### [WHAT TO WORK ON]
Throughout the entries below, report every line where "Internet" is found.

### [SUPPLIED DATA]
----

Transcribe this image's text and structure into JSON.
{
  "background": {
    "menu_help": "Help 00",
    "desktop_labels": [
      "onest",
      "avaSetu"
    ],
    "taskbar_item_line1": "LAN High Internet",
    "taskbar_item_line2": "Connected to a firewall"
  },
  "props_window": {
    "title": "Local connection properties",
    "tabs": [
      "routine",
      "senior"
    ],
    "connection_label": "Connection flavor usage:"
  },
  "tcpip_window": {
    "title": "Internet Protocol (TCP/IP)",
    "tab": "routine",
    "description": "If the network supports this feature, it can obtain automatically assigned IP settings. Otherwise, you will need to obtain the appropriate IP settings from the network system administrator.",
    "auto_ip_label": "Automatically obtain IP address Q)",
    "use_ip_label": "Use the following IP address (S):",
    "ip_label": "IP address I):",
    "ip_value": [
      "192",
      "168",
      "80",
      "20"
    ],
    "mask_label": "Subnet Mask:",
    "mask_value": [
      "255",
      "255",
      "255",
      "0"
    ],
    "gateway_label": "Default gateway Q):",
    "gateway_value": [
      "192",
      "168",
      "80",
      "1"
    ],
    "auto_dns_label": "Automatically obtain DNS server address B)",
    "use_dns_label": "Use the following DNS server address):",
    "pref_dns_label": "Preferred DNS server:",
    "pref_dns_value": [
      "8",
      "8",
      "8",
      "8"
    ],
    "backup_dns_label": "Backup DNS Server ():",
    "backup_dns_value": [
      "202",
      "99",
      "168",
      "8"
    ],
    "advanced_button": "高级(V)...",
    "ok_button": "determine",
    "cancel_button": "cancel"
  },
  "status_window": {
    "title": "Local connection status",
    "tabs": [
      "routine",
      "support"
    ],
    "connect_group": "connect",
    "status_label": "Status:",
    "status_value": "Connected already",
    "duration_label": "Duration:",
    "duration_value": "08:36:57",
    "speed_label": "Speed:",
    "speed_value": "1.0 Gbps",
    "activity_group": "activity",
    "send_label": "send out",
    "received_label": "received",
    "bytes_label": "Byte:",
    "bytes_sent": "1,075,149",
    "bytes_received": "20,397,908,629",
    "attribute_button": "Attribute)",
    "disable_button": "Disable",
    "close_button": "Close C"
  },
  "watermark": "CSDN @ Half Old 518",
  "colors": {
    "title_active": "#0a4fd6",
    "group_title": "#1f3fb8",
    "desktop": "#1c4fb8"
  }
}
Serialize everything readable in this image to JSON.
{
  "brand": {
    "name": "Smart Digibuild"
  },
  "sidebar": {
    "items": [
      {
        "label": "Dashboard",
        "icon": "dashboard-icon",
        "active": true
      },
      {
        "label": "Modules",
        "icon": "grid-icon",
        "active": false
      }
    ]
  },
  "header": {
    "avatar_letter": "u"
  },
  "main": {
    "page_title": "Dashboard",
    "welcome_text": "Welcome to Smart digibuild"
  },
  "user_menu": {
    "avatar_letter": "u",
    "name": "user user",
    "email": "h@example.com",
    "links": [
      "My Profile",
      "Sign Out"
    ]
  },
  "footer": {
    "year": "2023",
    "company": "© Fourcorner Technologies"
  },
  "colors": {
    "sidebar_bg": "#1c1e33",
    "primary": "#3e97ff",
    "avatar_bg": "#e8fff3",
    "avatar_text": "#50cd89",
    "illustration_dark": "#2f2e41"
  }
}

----

### [SOLVED EXERCISE]
    "taskbar_item_line1": "LAN High Internet",
    "title": "Internet Protocol (TCP/IP)",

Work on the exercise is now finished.